Frank and Kevin Crossman at MacWorld 2009

Overall, the traffic and activity seem on par with past years, though obviously next year without Apple may be another matter. Here are some of the things I saw at MacWorld.

I did like the display of iPod Touch and iPhones that Apple had on display. I got to play with some great iPhone Apps and try them out. Saved me some money on some I was considering purchasing – now I won’t. But, I did see some that looked coo.

Apple App Store

You gotta love how Apple gets the attendees to fetishize the Apple hardware. People were literally waiting in line to touch the brand-new Apple MacBook Pro 17″ notebook computer. Where was I in this photo? Yep. Standing in line.

Brand New 17" MacBook Pro Gets Plenty of Attention

I must say I liked the look of this 17″ MacBook Pro. I’m really a fan of the matte screen option, which is what I use on my MacBook Pro at work. I am not a fan of glossy screens.

Now the cool thing about trade shows like MacWorld is the thing that companies do to draw attention and get people into their booths. Beejive had their “booth babes” dress up as bees. And it was very memorable since I took this photo. I think they make some sort of instant-messaging client for the iPhone. See how that costuming has paid off in the mind of the consumer (me)?

Busy Bees at Beejive

Google took a different approach with this iPhone Charging Station. I didn’t need to use this but glad I had the option! It was funny to see people waiting to get charged up – one woman screamed at another guy that “your iPhone is finished” so she could get a turn. The guy charged up and demanded “No! See this… that means it isn’t charged yet!” Yeah! Duh!  The things people do for free electricity…   Google also had a British phone booth to use as a YouTube uploading station. I went in but couldn’t figure out how to use it, so I left.  Google would probably like me to mention their brand-new Mac version of the Picasa photo management app. But I don’t care, so I didn’t look at it.

iPhone Charging Station at Google's Booth

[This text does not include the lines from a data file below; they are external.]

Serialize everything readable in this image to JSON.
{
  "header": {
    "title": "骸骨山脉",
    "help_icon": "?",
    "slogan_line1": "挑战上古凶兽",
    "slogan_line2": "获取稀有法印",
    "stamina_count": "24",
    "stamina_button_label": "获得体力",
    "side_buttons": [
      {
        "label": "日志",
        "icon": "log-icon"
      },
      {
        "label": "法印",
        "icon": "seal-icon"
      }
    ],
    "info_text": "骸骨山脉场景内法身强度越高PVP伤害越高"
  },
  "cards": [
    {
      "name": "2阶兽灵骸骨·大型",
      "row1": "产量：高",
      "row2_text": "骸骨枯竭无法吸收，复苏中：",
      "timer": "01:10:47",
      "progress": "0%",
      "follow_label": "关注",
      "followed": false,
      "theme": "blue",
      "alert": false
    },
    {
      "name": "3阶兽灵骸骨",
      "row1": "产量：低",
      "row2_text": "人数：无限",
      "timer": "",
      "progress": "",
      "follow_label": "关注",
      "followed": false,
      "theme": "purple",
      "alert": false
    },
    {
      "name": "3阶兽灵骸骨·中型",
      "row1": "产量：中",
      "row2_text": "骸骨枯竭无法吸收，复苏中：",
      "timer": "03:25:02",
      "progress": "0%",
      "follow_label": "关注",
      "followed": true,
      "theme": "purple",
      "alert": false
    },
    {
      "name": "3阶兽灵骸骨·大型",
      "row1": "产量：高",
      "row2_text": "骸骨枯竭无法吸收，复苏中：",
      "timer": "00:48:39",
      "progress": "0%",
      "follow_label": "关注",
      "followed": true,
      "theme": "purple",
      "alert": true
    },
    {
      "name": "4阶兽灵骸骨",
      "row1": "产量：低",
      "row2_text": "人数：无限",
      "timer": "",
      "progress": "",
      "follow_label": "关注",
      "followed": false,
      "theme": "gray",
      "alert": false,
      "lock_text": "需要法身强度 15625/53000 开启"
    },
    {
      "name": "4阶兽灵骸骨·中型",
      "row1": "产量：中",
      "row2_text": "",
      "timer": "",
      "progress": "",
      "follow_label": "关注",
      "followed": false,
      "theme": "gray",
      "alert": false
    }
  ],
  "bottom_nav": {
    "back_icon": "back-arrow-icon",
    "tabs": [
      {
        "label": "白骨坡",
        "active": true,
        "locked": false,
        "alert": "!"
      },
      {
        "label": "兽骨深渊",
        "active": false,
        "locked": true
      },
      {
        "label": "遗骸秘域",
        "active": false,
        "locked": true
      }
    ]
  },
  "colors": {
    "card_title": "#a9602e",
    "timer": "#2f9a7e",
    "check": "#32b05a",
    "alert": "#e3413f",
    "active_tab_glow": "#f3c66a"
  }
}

Here we go for the hands-down best booth at MacWorld. The Delicious Monster folks are know for their beautiful software, Delicious Library. And this year, they decorated their booth to look like the software itself. Plus, they had these girls dressed up as “Delicious Librarians” (no, I’m not kidding. They even had name badges that said Delicious Librarian). I guess there was something about this outfit that had some appeal for the MacWorld attendees.  And, giving credit where it is due, the librarians did seem to know their stuff.

Delicious Librarian

All in all, a great time at MacWorld Expo 2009!  All photos courtesy my iPhone.